[Brief]: Before you finish, make sure every line below has been written out exactly.

Stored entries
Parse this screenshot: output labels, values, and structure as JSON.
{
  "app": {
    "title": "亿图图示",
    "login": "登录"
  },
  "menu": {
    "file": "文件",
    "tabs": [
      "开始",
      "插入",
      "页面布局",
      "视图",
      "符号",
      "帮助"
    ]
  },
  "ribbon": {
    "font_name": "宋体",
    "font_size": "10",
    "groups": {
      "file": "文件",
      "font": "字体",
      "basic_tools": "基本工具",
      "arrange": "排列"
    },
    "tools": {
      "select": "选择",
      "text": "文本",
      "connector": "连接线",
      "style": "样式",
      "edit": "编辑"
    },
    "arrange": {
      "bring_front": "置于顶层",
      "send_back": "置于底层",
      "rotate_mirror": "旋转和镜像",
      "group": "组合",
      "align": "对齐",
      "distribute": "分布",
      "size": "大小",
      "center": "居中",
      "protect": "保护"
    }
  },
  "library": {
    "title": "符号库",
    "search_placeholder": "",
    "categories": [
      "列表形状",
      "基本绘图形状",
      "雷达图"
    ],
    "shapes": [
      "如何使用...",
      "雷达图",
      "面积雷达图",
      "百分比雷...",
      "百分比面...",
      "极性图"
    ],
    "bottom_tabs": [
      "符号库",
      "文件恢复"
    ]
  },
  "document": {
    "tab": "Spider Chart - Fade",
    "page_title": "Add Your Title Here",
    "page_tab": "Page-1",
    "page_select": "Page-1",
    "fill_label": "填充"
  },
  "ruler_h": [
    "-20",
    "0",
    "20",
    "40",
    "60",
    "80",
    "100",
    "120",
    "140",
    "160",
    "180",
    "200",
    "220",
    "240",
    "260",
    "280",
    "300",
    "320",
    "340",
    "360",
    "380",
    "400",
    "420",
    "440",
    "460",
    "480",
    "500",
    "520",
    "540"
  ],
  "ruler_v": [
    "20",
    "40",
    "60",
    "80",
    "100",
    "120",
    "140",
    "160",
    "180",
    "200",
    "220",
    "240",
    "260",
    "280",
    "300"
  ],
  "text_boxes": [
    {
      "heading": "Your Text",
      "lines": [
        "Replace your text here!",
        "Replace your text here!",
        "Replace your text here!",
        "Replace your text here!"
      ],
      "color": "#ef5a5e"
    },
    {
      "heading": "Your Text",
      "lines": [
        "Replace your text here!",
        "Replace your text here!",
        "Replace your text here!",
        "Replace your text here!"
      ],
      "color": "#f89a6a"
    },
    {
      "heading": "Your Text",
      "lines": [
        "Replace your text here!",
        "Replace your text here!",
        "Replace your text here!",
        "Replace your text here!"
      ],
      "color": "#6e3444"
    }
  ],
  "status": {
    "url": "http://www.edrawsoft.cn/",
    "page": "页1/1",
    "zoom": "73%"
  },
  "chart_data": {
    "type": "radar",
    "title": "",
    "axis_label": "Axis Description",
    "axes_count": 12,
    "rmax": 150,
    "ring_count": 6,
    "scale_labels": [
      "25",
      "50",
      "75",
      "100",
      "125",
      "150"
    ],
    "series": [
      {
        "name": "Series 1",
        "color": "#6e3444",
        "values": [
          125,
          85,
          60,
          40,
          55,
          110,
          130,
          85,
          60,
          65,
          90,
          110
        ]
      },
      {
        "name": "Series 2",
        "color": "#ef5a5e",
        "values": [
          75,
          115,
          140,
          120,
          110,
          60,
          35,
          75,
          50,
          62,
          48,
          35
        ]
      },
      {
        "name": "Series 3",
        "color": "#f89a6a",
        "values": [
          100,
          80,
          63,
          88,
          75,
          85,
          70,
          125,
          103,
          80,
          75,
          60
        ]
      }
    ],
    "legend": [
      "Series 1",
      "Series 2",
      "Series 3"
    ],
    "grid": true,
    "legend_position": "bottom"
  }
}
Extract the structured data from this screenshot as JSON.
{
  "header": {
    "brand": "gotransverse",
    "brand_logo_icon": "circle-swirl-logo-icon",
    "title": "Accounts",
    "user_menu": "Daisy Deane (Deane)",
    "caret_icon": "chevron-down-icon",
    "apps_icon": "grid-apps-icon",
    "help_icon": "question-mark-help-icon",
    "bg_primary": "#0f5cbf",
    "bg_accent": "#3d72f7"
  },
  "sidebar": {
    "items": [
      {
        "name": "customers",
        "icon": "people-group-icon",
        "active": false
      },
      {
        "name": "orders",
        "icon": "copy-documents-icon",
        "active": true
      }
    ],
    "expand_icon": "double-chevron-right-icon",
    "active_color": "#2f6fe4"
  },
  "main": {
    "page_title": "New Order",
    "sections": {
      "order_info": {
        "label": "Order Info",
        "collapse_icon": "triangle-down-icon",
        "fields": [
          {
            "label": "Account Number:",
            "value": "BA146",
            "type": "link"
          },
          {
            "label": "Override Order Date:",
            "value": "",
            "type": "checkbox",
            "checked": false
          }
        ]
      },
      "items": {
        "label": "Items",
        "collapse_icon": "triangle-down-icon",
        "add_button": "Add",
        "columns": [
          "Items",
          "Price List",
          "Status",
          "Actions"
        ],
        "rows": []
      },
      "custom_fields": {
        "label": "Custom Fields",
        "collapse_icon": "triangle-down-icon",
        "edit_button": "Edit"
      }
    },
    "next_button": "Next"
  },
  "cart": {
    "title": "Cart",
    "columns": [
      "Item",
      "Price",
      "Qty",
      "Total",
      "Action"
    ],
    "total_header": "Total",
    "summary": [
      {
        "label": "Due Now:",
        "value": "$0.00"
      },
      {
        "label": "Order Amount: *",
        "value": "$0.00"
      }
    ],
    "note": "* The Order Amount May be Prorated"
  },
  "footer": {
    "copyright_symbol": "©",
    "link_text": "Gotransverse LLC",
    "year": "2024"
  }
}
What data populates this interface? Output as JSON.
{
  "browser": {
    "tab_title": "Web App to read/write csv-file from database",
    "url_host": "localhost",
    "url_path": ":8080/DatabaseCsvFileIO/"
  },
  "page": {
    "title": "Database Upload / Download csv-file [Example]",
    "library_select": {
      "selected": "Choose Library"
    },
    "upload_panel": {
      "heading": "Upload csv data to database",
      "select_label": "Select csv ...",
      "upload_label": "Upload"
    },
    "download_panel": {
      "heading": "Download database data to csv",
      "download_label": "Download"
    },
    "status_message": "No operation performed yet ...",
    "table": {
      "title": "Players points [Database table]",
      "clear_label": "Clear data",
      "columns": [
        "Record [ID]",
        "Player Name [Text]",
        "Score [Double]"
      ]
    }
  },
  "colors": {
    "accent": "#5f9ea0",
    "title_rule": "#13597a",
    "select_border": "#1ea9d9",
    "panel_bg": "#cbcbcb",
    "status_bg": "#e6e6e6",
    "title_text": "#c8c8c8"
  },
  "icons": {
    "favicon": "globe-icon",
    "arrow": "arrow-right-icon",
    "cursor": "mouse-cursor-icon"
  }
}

[Exercise output]:
Parse this screenshot: output labels, values, and structure as JSON.
{
  "app": {
    "title": "亿图图示",
    "login": "登录"
  },
  "menu": {
    "file": "文件",
    "tabs": [
      "开始",
      "插入",
      "页面布局",
      "视图",
      "符号",
      "帮助"
    ]
  },
  "ribbon": {
    "font_name": "宋体",
    "font_size": "10",
    "groups": {
      "file": "文件",
      "font": "字体",
      "basic_tools": "基本工具",
      "arrange": "排列"
    },
    "tools": {
      "select": "选择",
      "text": "文本",
      "connector": "连接线",
      "style": "样式",
      "edit": "编辑"
    },
    "arrange": {
      "bring_front": "置于顶层",
      "send_back": "置于底层",
      "rotate_mirror": "旋转和镜像",
      "group": "组合",
      "align": "对齐",
      "distribute": "分布",
      "size": "大小",
      "center": "居中",
      "protect": "保护"
    }
  },
  "library": {
    "title": "符号库",
    "search_placeholder": "",
    "categories": [
      "列表形状",
      "基本绘图形状",
      "雷达图"
    ],
    "shapes": [
      "如何使用...",
      "雷达图",
      "面积雷达图",
      "百分比雷...",
      "百分比面...",
      "极性图"
    ],
    "bottom_tabs": [
      "符号库",
      "文件恢复"
    ]
  },
  "document": {
    "tab": "Spider Chart - Fade",
    "page_title": "Add Your Title Here",
    "page_tab": "Page-1",
    "page_select": "Page-1",
    "fill_label": "填充"
  },
  "ruler_h": [
    "-20",
    "0",
    "20",
    "40",
    "60",
    "80",
    "100",
    "120",
    "140",
    "160",
    "180",
    "200",
    "220",
    "240",
    "260",
    "280",
    "300",
    "320",
    "340",
    "360",
    "380",
    "400",
    "420",
    "440",
    "460",
    "480",
    "500",
    "520",
    "540"
  ],
  "ruler_v": [
    "20",
    "40",
    "60",
    "80",
    "100",
    "120",
    "140",
    "160",
    "180",
    "200",
    "220",
    "240",
    "260",
    "280",
    "300"
  ],
  "text_boxes": [
    {
      "heading": "Your Text",
      "lines": [
        "Replace your text here!",
        "Replace your text here!",
        "Replace your text here!",
        "Replace your text here!"
      ],
      "color": "#ef5a5e"
    },
    {
      "heading": "Your Text",
      "lines": [
        "Replace your text here!",
        "Replace your text here!",
        "Replace your text here!",
        "Replace your text here!"
      ],
      "color": "#f89a6a"
    },
    {
      "heading": "Your Text",
      "lines": [
        "Replace your text here!",
        "Replace your text here!",
        "Replace your text here!",
        "Replace your text here!"
      ],
      "color": "#6e3444"
    }
  ],
  "status": {
    "url": "http://www.edrawsoft.cn/",
    "page": "页1/1",
    "zoom": "73%"
  },
  "chart_data": {
    "type": "radar",
    "title": "",
    "axis_label": "Axis Description",
    "axes_count": 12,
    "rmax": 150,
    "ring_count": 6,
    "scale_labels": [
      "25",
      "50",
      "75",
      "100",
      "125",
      "150"
    ],
    "series": [
      {
        "name": "Series 1",
        "color": "#6e3444",
        "values": [
          125,
          85,
          60,
          40,
          55,
          110,
          130,
          85,
          60,
          65,
          90,
          110
        ]
      },
      {
        "name": "Series 2",
        "color": "#ef5a5e",
        "values": [
          75,
          115,
          140,
          120,
          110,
          60,
          35,
          75,
          50,
          62,
          48,
          35
        ]
      },
      {
        "name": "Series 3",
        "color": "#f89a6a",
        "values": [
          100,
          80,
          63,
          88,
          75,
          85,
          70,
          125,
          103,
          80,
          75,
          60
        ]
      }
    ],
    "legend": [
      "Series 1",
      "Series 2",
      "Series 3"
    ],
    "grid": true,
    "legend_position": "bottom"
  }
}
Extract the structured data from this screenshot as JSON.
{
  "header": {
    "brand": "gotransverse",
    "brand_logo_icon": "circle-swirl-logo-icon",
    "title": "Accounts",
    "user_menu": "Daisy Deane (Deane)",
    "caret_icon": "chevron-down-icon",
    "apps_icon": "grid-apps-icon",
    "help_icon": "question-mark-help-icon",
    "bg_primary": "#0f5cbf",
    "bg_accent": "#3d72f7"
  },
  "sidebar": {
    "items": [
      {
        "name": "customers",
        "icon": "people-group-icon",
        "active": false
      },
      {
        "name": "orders",
        "icon": "copy-documents-icon",
        "active": true
      }
    ],
    "expand_icon": "double-chevron-right-icon",
    "active_color": "#2f6fe4"
  },
  "main": {
    "page_title": "New Order",
    "sections": {
      "order_info": {
        "label": "Order Info",
        "collapse_icon": "triangle-down-icon",
        "fields": [
          {
            "label": "Account Number:",
            "value": "BA146",
            "type": "link"
          },
          {
            "label": "Override Order Date:",
            "value": "",
            "type": "checkbox",
            "checked": false
          }
        ]
      },
      "items": {
        "label": "Items",
        "collapse_icon": "triangle-down-icon",
        "add_button": "Add",
        "columns": [
          "Items",
          "Price List",
          "Status",
          "Actions"
        ],
        "rows": []
      },
      "custom_fields": {
        "label": "Custom Fields",
        "collapse_icon": "triangle-down-icon",
        "edit_button": "Edit"
      }
    },
    "next_button": "Next"
  },
  "cart": {
    "title": "Cart",
    "columns": [
      "Item",
      "Price",
      "Qty",
      "Total",
      "Action"
    ],
    "total_header": "Total",
    "summary": [
      {
        "label": "Due Now:",
        "value": "$0.00"
      },
      {
        "label": "Order Amount: *",
        "value": "$0.00"
      }
    ],
    "note": "* The Order Amount May be Prorated"
  },
  "footer": {
    "copyright_symbol": "©",
    "link_text": "Gotransverse LLC",
    "year": "2024"
  }
}
What data populates this interface? Output as JSON.
{
  "browser": {
    "tab_title": "Web App to read/write csv-file from database",
    "url_host": "localhost",
    "url_path": ":8080/DatabaseCsvFileIO/"
  },
  "page": {
    "title": "Database Upload / Download csv-file [Example]",
    "library_select": {
      "selected": "Choose Library"
    },
    "upload_panel": {
      "heading": "Upload csv data to database",
      "select_label": "Select csv ...",
      "upload_label": "Upload"
    },
    "download_panel": {
      "heading": "Download database data to csv",
      "download_label": "Download"
    },
    "status_message": "No operation performed yet ...",
    "table": {
      "title": "Players points [Database table]",
      "clear_label": "Clear data",
      "columns": [
        "Record [ID]",
        "Player Name [Text]",
        "Score [Double]"
      ]
    }
  },
  "colors": {
    "accent": "#5f9ea0",
    "title_rule": "#13597a",
    "select_border": "#1ea9d9",
    "panel_bg": "#cbcbcb",
    "status_bg": "#e6e6e6",
    "title_text": "#c8c8c8"
  },
  "icons": {
    "favicon": "globe-icon",
    "arrow": "arrow-right-icon",
    "cursor": "mouse-cursor-icon"
  }
}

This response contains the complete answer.